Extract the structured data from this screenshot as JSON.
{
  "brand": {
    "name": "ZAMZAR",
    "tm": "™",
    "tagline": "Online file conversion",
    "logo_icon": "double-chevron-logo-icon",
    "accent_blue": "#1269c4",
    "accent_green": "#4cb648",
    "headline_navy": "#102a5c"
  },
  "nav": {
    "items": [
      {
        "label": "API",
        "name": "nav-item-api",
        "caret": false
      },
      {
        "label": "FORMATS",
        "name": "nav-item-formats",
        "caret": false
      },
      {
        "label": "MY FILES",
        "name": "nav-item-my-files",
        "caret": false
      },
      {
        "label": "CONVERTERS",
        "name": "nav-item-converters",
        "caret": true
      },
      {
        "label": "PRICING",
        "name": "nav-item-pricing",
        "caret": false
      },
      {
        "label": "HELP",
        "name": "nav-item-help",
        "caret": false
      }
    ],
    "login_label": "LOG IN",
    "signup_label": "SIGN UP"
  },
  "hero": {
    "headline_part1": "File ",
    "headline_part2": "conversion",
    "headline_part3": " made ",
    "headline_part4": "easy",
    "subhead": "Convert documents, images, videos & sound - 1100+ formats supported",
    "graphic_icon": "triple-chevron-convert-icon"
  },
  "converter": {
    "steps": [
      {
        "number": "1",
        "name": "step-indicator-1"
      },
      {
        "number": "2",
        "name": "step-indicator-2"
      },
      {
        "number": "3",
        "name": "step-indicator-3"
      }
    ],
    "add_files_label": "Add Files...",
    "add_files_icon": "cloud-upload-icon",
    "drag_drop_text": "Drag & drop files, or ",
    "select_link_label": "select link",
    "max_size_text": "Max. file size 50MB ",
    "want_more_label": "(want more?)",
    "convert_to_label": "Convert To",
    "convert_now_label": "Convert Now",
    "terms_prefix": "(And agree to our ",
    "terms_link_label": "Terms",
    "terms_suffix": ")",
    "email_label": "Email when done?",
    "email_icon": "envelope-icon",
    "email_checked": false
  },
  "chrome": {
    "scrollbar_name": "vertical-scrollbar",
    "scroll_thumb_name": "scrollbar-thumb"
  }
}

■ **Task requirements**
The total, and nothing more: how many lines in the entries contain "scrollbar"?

■ **Problem solution**
2